-- INFORMATION SHOWN --

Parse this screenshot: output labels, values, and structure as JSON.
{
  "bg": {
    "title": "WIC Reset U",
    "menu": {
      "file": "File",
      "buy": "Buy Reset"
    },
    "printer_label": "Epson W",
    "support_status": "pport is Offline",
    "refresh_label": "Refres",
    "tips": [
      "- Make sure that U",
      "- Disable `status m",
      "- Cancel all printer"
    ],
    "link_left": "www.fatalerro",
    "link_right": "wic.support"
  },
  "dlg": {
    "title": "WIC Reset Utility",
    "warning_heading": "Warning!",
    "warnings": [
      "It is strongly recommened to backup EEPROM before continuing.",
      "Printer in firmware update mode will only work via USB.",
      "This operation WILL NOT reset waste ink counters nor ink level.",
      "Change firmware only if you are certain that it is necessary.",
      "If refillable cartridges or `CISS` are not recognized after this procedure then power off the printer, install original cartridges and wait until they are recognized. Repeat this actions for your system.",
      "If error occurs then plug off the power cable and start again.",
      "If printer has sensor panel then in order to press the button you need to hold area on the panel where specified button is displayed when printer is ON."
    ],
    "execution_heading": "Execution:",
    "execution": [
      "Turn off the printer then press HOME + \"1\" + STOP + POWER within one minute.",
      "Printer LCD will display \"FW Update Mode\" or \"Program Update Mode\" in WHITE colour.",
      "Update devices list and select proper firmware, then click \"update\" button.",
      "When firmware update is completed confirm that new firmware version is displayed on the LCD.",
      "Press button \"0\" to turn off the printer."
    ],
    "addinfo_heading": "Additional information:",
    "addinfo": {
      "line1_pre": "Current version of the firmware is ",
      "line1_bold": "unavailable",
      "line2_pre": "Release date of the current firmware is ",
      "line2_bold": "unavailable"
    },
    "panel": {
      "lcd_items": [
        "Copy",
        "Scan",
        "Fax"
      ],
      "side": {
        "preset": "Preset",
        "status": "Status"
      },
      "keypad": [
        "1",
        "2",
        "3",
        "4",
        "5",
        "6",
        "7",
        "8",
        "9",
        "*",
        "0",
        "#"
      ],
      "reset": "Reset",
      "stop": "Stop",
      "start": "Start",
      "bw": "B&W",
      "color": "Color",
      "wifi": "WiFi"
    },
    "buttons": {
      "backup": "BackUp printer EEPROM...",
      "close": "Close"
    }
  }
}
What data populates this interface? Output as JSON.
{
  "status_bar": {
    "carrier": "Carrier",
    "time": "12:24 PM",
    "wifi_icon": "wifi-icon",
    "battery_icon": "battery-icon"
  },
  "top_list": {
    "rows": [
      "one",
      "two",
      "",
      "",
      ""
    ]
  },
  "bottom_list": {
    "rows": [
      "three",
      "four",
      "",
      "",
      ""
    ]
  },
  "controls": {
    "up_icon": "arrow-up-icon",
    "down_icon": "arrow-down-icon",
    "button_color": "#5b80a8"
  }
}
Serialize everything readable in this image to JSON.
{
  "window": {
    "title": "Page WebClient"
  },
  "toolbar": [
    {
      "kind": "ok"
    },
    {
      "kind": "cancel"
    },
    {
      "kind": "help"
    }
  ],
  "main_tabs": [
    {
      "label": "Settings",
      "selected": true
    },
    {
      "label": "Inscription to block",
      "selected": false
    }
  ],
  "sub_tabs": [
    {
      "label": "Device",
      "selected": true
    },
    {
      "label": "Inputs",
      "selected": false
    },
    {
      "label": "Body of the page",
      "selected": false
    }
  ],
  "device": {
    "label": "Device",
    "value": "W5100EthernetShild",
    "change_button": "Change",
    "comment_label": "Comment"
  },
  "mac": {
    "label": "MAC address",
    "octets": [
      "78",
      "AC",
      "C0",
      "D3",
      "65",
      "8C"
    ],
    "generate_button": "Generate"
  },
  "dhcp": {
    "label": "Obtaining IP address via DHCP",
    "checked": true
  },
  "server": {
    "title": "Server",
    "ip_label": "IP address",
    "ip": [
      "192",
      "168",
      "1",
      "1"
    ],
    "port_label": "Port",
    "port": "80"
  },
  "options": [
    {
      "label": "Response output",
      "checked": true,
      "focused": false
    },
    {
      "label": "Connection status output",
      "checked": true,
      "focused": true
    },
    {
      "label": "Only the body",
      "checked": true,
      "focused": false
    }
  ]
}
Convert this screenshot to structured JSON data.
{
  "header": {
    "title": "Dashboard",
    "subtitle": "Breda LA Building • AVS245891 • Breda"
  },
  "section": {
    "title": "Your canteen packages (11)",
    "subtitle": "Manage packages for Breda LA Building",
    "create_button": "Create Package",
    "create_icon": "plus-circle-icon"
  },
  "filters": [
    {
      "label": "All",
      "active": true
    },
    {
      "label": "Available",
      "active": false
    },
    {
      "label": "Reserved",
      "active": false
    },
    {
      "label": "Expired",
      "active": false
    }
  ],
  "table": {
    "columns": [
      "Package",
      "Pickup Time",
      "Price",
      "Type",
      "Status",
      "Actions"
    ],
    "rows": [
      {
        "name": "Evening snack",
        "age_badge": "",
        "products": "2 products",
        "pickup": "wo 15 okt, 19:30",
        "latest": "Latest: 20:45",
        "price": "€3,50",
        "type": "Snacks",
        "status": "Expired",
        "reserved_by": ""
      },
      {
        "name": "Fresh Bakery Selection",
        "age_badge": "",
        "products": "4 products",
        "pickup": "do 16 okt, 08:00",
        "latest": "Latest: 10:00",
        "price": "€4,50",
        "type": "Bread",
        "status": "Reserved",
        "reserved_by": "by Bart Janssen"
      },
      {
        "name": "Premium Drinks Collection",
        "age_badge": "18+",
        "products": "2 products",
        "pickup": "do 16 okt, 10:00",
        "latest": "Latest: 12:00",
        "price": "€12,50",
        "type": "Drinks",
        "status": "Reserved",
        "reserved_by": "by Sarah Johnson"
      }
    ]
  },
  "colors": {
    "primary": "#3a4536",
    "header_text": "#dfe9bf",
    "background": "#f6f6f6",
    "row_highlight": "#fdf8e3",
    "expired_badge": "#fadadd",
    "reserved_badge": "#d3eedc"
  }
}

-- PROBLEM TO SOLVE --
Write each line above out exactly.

-- ANSWER TO THE EXERCISE --
Parse this screenshot: output labels, values, and structure as JSON.
{
  "bg": {
    "title": "WIC Reset U",
    "menu": {
      "file": "File",
      "buy": "Buy Reset"
    },
    "printer_label": "Epson W",
    "support_status": "pport is Offline",
    "refresh_label": "Refres",
    "tips": [
      "- Make sure that U",
      "- Disable `status m",
      "- Cancel all printer"
    ],
    "link_left": "www.fatalerro",
    "link_right": "wic.support"
  },
  "dlg": {
    "title": "WIC Reset Utility",
    "warning_heading": "Warning!",
    "warnings": [
      "It is strongly recommened to backup EEPROM before continuing.",
      "Printer in firmware update mode will only work via USB.",
      "This operation WILL NOT reset waste ink counters nor ink level.",
      "Change firmware only if you are certain that it is necessary.",
      "If refillable cartridges or `CISS` are not recognized after this procedure then power off the printer, install original cartridges and wait until they are recognized. Repeat this actions for your system.",
      "If error occurs then plug off the power cable and start again.",
      "If printer has sensor panel then in order to press the button you need to hold area on the panel where specified button is displayed when printer is ON."
    ],
    "execution_heading": "Execution:",
    "execution": [
      "Turn off the printer then press HOME + \"1\" + STOP + POWER within one minute.",
      "Printer LCD will display \"FW Update Mode\" or \"Program Update Mode\" in WHITE colour.",
      "Update devices list and select proper firmware, then click \"update\" button.",
      "When firmware update is completed confirm that new firmware version is displayed on the LCD.",
      "Press button \"0\" to turn off the printer."
    ],
    "addinfo_heading": "Additional information:",
    "addinfo": {
      "line1_pre": "Current version of the firmware is ",
      "line1_bold": "unavailable",
      "line2_pre": "Release date of the current firmware is ",
      "line2_bold": "unavailable"
    },
    "panel": {
      "lcd_items": [
        "Copy",
        "Scan",
        "Fax"
      ],
      "side": {
        "preset": "Preset",
        "status": "Status"
      },
      "keypad": [
        "1",
        "2",
        "3",
        "4",
        "5",
        "6",
        "7",
        "8",
        "9",
        "*",
        "0",
        "#"
      ],
      "reset": "Reset",
      "stop": "Stop",
      "start": "Start",
      "bw": "B&W",
      "color": "Color",
      "wifi": "WiFi"
    },
    "buttons": {
      "backup": "BackUp printer EEPROM...",
      "close": "Close"
    }
  }
}
What data populates this interface? Output as JSON.
{
  "status_bar": {
    "carrier": "Carrier",
    "time": "12:24 PM",
    "wifi_icon": "wifi-icon",
    "battery_icon": "battery-icon"
  },
  "top_list": {
    "rows": [
      "one",
      "two",
      "",
      "",
      ""
    ]
  },
  "bottom_list": {
    "rows": [
      "three",
      "four",
      "",
      "",
      ""
    ]
  },
  "controls": {
    "up_icon": "arrow-up-icon",
    "down_icon": "arrow-down-icon",
    "button_color": "#5b80a8"
  }
}
Serialize everything readable in this image to JSON.
{
  "window": {
    "title": "Page WebClient"
  },
  "toolbar": [
    {
      "kind": "ok"
    },
    {
      "kind": "cancel"
    },
    {
      "kind": "help"
    }
  ],
  "main_tabs": [
    {
      "label": "Settings",
      "selected": true
    },
    {
      "label": "Inscription to block",
      "selected": false
    }
  ],
  "sub_tabs": [
    {
      "label": "Device",
      "selected": true
    },
    {
      "label": "Inputs",
      "selected": false
    },
    {
      "label": "Body of the page",
      "selected": false
    }
  ],
  "device": {
    "label": "Device",
    "value": "W5100EthernetShild",
    "change_button": "Change",
    "comment_label": "Comment"
  },
  "mac": {
    "label": "MAC address",
    "octets": [
      "78",
      "AC",
      "C0",
      "D3",
      "65",
      "8C"
    ],
    "generate_button": "Generate"
  },
  "dhcp": {
    "label": "Obtaining IP address via DHCP",
    "checked": true
  },
  "server": {
    "title": "Server",
    "ip_label": "IP address",
    "ip": [
      "192",
      "168",
      "1",
      "1"
    ],
    "port_label": "Port",
    "port": "80"
  },
  "options": [
    {
      "label": "Response output",
      "checked": true,
      "focused": false
    },
    {
      "label": "Connection status output",
      "checked": true,
      "focused": true
    },
    {
      "label": "Only the body",
      "checked": true,
      "focused": false
    }
  ]
}
Convert this screenshot to structured JSON data.
{
  "header": {
    "title": "Dashboard",
    "subtitle": "Breda LA Building • AVS245891 • Breda"
  },
  "section": {
    "title": "Your canteen packages (11)",
    "subtitle": "Manage packages for Breda LA Building",
    "create_button": "Create Package",
    "create_icon": "plus-circle-icon"
  },
  "filters": [
    {
      "label": "All",
      "active": true
    },
    {
      "label": "Available",
      "active": false
    },
    {
      "label": "Reserved",
      "active": false
    },
    {
      "label": "Expired",
      "active": false
    }
  ],
  "table": {
    "columns": [
      "Package",
      "Pickup Time",
      "Price",
      "Type",
      "Status",
      "Actions"
    ],
    "rows": [
      {
        "name": "Evening snack",
        "age_badge": "",
        "products": "2 products",
        "pickup": "wo 15 okt, 19:30",
        "latest": "Latest: 20:45",
        "price": "€3,50",
        "type": "Snacks",
        "status": "Expired",
        "reserved_by": ""
      },
      {
        "name": "Fresh Bakery Selection",
        "age_badge": "",
        "products": "4 products",
        "pickup": "do 16 okt, 08:00",
        "latest": "Latest: 10:00",
        "price": "€4,50",
        "type": "Bread",
        "status": "Reserved",
        "reserved_by": "by Bart Janssen"
      },
      {
        "name": "Premium Drinks Collection",
        "age_badge": "18+",
        "products": "2 products",
        "pickup": "do 16 okt, 10:00",
        "latest": "Latest: 12:00",
        "price": "€12,50",
        "type": "Drinks",
        "status": "Reserved",
        "reserved_by": "by Sarah Johnson"
      }
    ]
  },
  "colors": {
    "primary": "#3a4536",
    "header_text": "#dfe9bf",
    "background": "#f6f6f6",
    "row_highlight": "#fdf8e3",
    "expired_badge": "#fadadd",
    "reserved_badge": "#d3eedc"
  }
}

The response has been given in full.